» **Exercise aim**
Since pictures are not wanted, repeat only the text of the records, word for word.

Records from a data source:

· · · · · · ·

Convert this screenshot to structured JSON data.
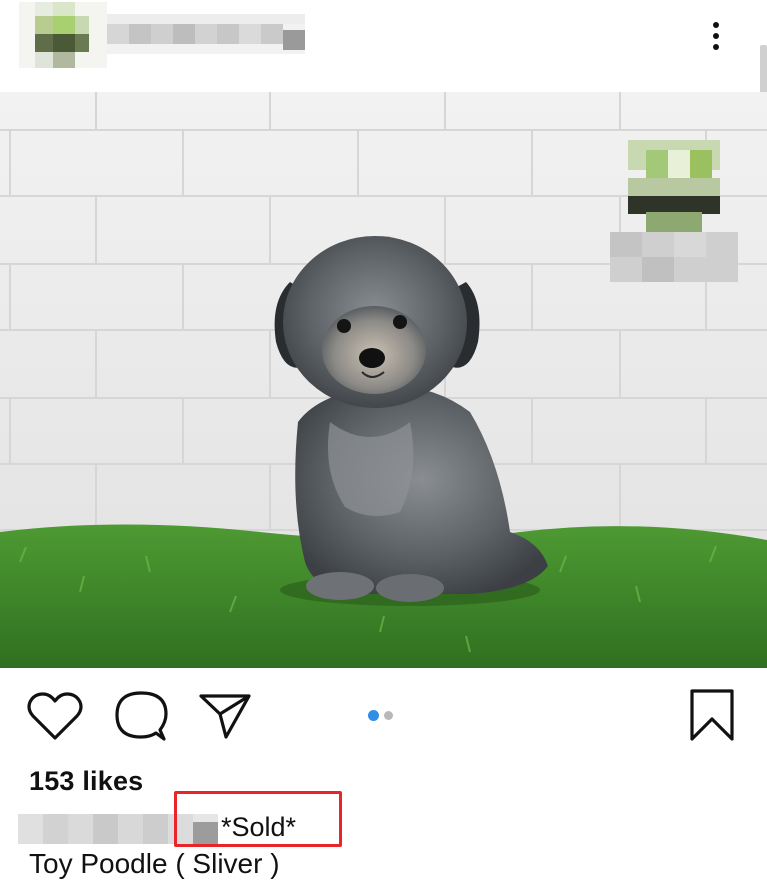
{
  "post": {
    "likes_text": "153 likes",
    "caption_status": "*Sold*",
    "caption_description": "Toy Poodle ( Sliver )"
  },
  "icons": {
    "like": "heart-icon",
    "comment": "comment-bubble-icon",
    "share": "paper-plane-icon",
    "save": "bookmark-icon",
    "more": "more-vertical-icon"
  },
  "carousel": {
    "total_images": 2,
    "active_index": 1
  },
  "colors": {
    "carousel_active": "#2f8fe6",
    "carousel_inactive": "#b8b8b8",
    "annotation_box": "#e8262a",
    "grass": "#3f8a2a",
    "wall": "#ececec"
  }
}
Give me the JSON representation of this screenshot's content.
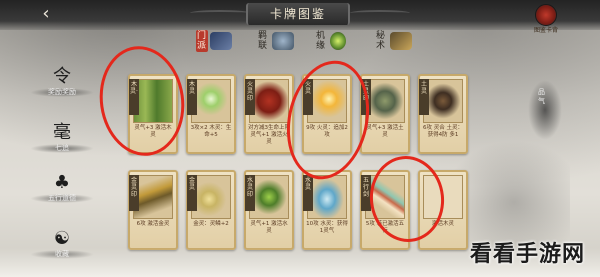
{
  "header": {
    "back_icon": "‹",
    "title": "卡牌图鉴",
    "gallery_label": "图鉴卡背"
  },
  "tabs": [
    {
      "label": "门派",
      "icon": "sect-icon",
      "active": true
    },
    {
      "label": "羁联",
      "icon": "bond-icon",
      "active": false
    },
    {
      "label": "机缘",
      "icon": "fortune-icon",
      "active": false
    },
    {
      "label": "秘术",
      "icon": "secret-icon",
      "active": false
    }
  ],
  "sidenav": [
    {
      "glyph": "令",
      "label": "奖励奖励"
    },
    {
      "glyph": "毫",
      "label": "七追"
    },
    {
      "glyph": "♣",
      "label": "五行道德"
    },
    {
      "glyph": "☯",
      "label": "收藏"
    }
  ],
  "right_seal": {
    "label": "品气"
  },
  "cards": [
    {
      "tag": "木灵·",
      "cost": "",
      "desc": "灵气+3 激活木灵",
      "art": "bamboo"
    },
    {
      "tag": "木灵",
      "cost": "",
      "desc": "3攻×2 木灵：生命+5",
      "art": "orb"
    },
    {
      "tag": "火灵印",
      "cost": "",
      "desc": "对方减3生命上限 灵气+1 激活火灵",
      "art": "seal"
    },
    {
      "tag": "火灵",
      "cost": "",
      "desc": "9攻 火灵：追加2攻",
      "art": "fire"
    },
    {
      "tag": "土灵印",
      "cost": "",
      "desc": "灵气+3 激活土灵",
      "art": "house"
    },
    {
      "tag": "土灵",
      "cost": "",
      "desc": "6攻 灵合 土灵：获得4防 多1",
      "art": "fig"
    },
    {
      "tag": "金灵印",
      "cost": "",
      "desc": "6攻 激活金灵",
      "art": "tri"
    },
    {
      "tag": "金灵",
      "cost": "",
      "desc": "金灵：灵鳞+2",
      "art": "moon"
    },
    {
      "tag": "水灵印",
      "cost": "",
      "desc": "灵气+1 激活水灵",
      "art": "leaf"
    },
    {
      "tag": "水灵",
      "cost": "",
      "desc": "10攻 水灵：获得1灵气",
      "art": "wave"
    },
    {
      "tag": "五行剑",
      "cost": "",
      "desc": "5攻 若已激活五行",
      "art": "blade"
    },
    {
      "tag": "",
      "cost": "",
      "desc": "激活木灵",
      "art": "blank"
    }
  ],
  "watermark": "看看手游网"
}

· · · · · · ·

» **Task response**
Convert this screenshot to structured JSON data.
{
  "post": {
    "likes_text": "153 likes",
    "caption_status": "*Sold*",
    "caption_description": "Toy Poodle ( Sliver )"
  },
  "icons": {
    "like": "heart-icon",
    "comment": "comment-bubble-icon",
    "share": "paper-plane-icon",
    "save": "bookmark-icon",
    "more": "more-vertical-icon"
  },
  "carousel": {
    "total_images": 2,
    "active_index": 1
  },
  "colors": {
    "carousel_active": "#2f8fe6",
    "carousel_inactive": "#b8b8b8",
    "annotation_box": "#e8262a",
    "grass": "#3f8a2a",
    "wall": "#ececec"
  }
}
Give me the JSON representation of this screenshot's content.
{
  "header": {
    "back_icon": "‹",
    "title": "卡牌图鉴",
    "gallery_label": "图鉴卡背"
  },
  "tabs": [
    {
      "label": "门派",
      "icon": "sect-icon",
      "active": true
    },
    {
      "label": "羁联",
      "icon": "bond-icon",
      "active": false
    },
    {
      "label": "机缘",
      "icon": "fortune-icon",
      "active": false
    },
    {
      "label": "秘术",
      "icon": "secret-icon",
      "active": false
    }
  ],
  "sidenav": [
    {
      "glyph": "令",
      "label": "奖励奖励"
    },
    {
      "glyph": "毫",
      "label": "七追"
    },
    {
      "glyph": "♣",
      "label": "五行道德"
    },
    {
      "glyph": "☯",
      "label": "收藏"
    }
  ],
  "right_seal": {
    "label": "品气"
  },
  "cards": [
    {
      "tag": "木灵·",
      "cost": "",
      "desc": "灵气+3 激活木灵",
      "art": "bamboo"
    },
    {
      "tag": "木灵",
      "cost": "",
      "desc": "3攻×2 木灵：生命+5",
      "art": "orb"
    },
    {
      "tag": "火灵印",
      "cost": "",
      "desc": "对方减3生命上限 灵气+1 激活火灵",
      "art": "seal"
    },
    {
      "tag": "火灵",
      "cost": "",
      "desc": "9攻 火灵：追加2攻",
      "art": "fire"
    },
    {
      "tag": "土灵印",
      "cost": "",
      "desc": "灵气+3 激活土灵",
      "art": "house"
    },
    {
      "tag": "土灵",
      "cost": "",
      "desc": "6攻 灵合 土灵：获得4防 多1",
      "art": "fig"
    },
    {
      "tag": "金灵印",
      "cost": "",
      "desc": "6攻 激活金灵",
      "art": "tri"
    },
    {
      "tag": "金灵",
      "cost": "",
      "desc": "金灵：灵鳞+2",
      "art": "moon"
    },
    {
      "tag": "水灵印",
      "cost": "",
      "desc": "灵气+1 激活水灵",
      "art": "leaf"
    },
    {
      "tag": "水灵",
      "cost": "",
      "desc": "10攻 水灵：获得1灵气",
      "art": "wave"
    },
    {
      "tag": "五行剑",
      "cost": "",
      "desc": "5攻 若已激活五行",
      "art": "blade"
    },
    {
      "tag": "",
      "cost": "",
      "desc": "激活木灵",
      "art": "blank"
    }
  ],
  "watermark": "看看手游网"
}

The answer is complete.